As far as last weekends releases, they’ll probably see above average drops. That’s typical for smaller releases that come out before the weekend of a mega blockbuseter; films like Spy and Insidious: Chapter 3 saw abnormally large drops last year after the release of Jurassic World, but managed to bounce back in the later weeks. Warcraft will probably drop around 65% or more, while The Conjuring 2 and Now You See Me 2 will probably drop over 50%.

In the limited release market, Eli Roth’s Clown is opening in a very surprising 100 theaters. The film was made in 2014 with virtually zero budget, and shelved for the past few years. Typically, a midnight movie like this would get a Video On Demand release or be unceremoniously dumped into a few theaters before disappearing. However, 100 theaters is surprising, but ultimately Clown probably won’t hit $100K for the weekend.

Bar for Success

Finding Dory is in good shape if it hits $100 million for the weekend. Meanwhile, Central Intelligence is in good shape at $30 million.


  1. Finding Dory – $139M
  2. Central Intelligence – $36M
  3. The Conjuring 2 – $19.5M
  4. Now You See Me 2 – $10M
  5. Warcraft – $8.5M


Weekend Report: ‘Conjuring 2’ Soars Past Disappointing ‘Warcraft’


After a fantastic international opening, plenty of online buzz and the future of video game adaptations riding on its shoulders, all eyes were on Warcraft and its domestic performance this weekned. However, general audiences instead chose to go with The Conjuring 2, leaving Warcraft on the low end of already low expectations.

The Conjuring 2 surpassed its low $30 million range expectations for a fantastic $40 million opening. That’s especially impressive considering the massive hype behind the original Conjuring, whose $41 million opening remains the highest opening weekend ever for an original R rated horror film. Also impressive is that this managed to retain 90%+ of the audience despite the disappointing Annabelle, which was panned by critics and audiences back in 2014. Had Warner Brothers stuck with their original October 2015 release date and not had the bad buzz of Annabelle, this likely could’ve opened over $50 million. Regardless, a big budget horror film with solid name recognition and good reviews wound up being just what audiences were looking for, as there hasn’t really been a successful horror film since The Witch back in February.
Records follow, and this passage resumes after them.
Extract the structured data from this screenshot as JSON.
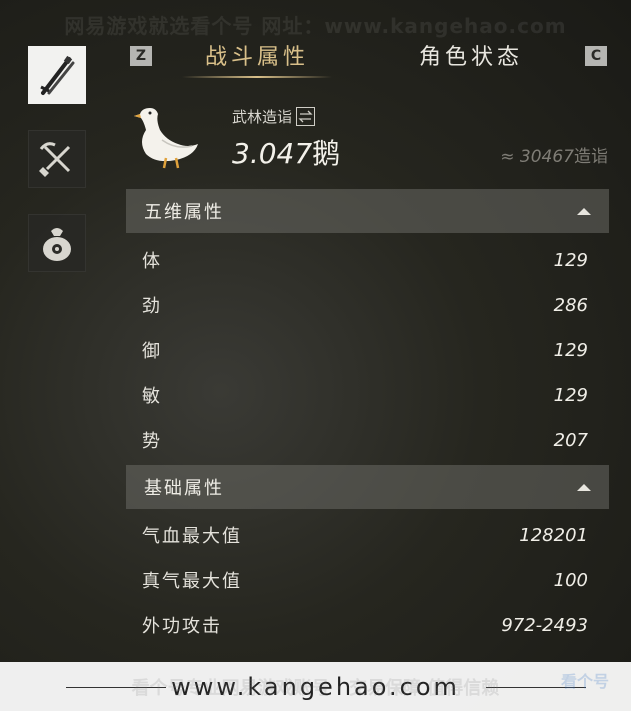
{
  "watermark": {
    "top": "网易游戏就选看个号  网址：www.kangehao.com",
    "bottom_overlay": "看个号专业网易游戏账号 · 交易保障 值得信赖",
    "corner_logo": "看个号"
  },
  "tabs": {
    "left_key": "Z",
    "right_key": "C",
    "items": [
      {
        "label": "战斗属性",
        "active": true
      },
      {
        "label": "角色状态",
        "active": false
      }
    ]
  },
  "sidebar": {
    "items": [
      {
        "icon": "sword-icon",
        "active": true
      },
      {
        "icon": "tools-icon",
        "active": false
      },
      {
        "icon": "money-bag-icon",
        "active": false
      }
    ]
  },
  "profile": {
    "rank_label": "武林造诣",
    "rank_value": "3.047",
    "rank_unit": "鹅",
    "approx_symbol": "≈",
    "approx_value": "30467",
    "approx_unit": "造诣"
  },
  "sections": {
    "five_dims": {
      "title": "五维属性",
      "rows": [
        {
          "label": "体",
          "value": "129"
        },
        {
          "label": "劲",
          "value": "286"
        },
        {
          "label": "御",
          "value": "129"
        },
        {
          "label": "敏",
          "value": "129"
        },
        {
          "label": "势",
          "value": "207"
        }
      ]
    },
    "basic": {
      "title": "基础属性",
      "rows": [
        {
          "label": "气血最大值",
          "value": "128201"
        },
        {
          "label": "真气最大值",
          "value": "100"
        },
        {
          "label": "外功攻击",
          "value": "972-2493"
        }
      ]
    }
  },
  "footer": {
    "url": "www.kangehao.com"
  },
  "colors": {
    "accent": "#d9c08a",
    "section_bg": "#69696a"
  }
}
Considering The Conjuring 2‘s Friday to Saturday drop was actually better than its predecessor (14% for this compared to 18% for the original) there’s a very good chance that this winds up with over $100 million domestic, which would be a stellar result.

On Friday, it seemed like there would be a strong competition for second place between Warcraft and Now You See Me 2. Ultimately, Warcraft had the upper hand, but not by much. The film opened with just $24 million, which is a terrible result for a $160 million production, regardless of any overseas results. With this kind of opening, it would be tough to get past $60 million or so, meaning there’s a legitimate chance that less than 10% of Warcraft‘s final gross comes from the domestic box office. The film is already nearing $300 million worldwide (primarily thanks to China) but it is still impossible to say that this is a good result to open $16 million lower than a horror sequel that cost a fraction of what this film did.
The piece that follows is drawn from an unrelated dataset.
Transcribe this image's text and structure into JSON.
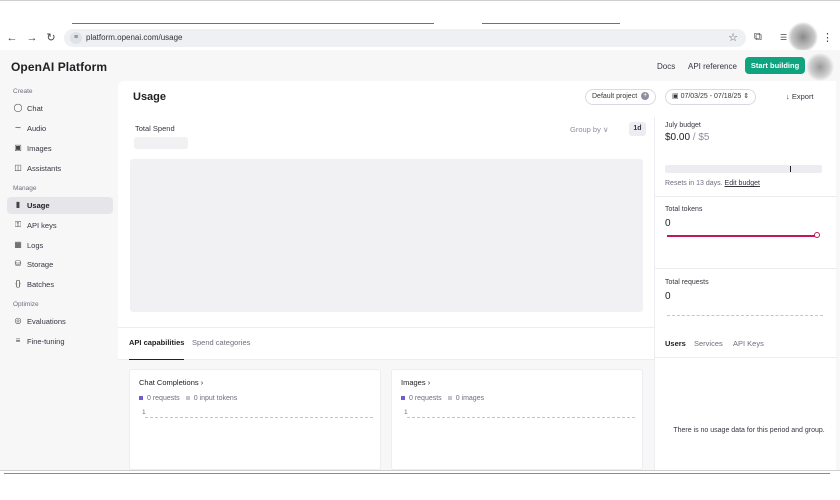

In third place, Now You See Me 2 took in a decent $23 million. That’s notably down from its predecessors $29 million opening back in 2013, but isn’t terribly surprising. In fact, it’s actually a fairly solid result considering the mixed reviews of both films and plenty of competition. Now You See Me never seemed like something that really warranted a sequel, but Lionsgate decided to greenlit it anyway, with a $90 million budget nonetheless. Ultimately, look for Now You See Me 2 to wind up in the $65 million range, which is a fine result.

Last weeks surprise hit Me Before You had a slightly disappointing 51% drop from its opening weekend. It seemed as though it may have had a chance to hold on well throughout the next month or so as solid counterprogramming, but ultimately there was just too many choices, and not enough interest.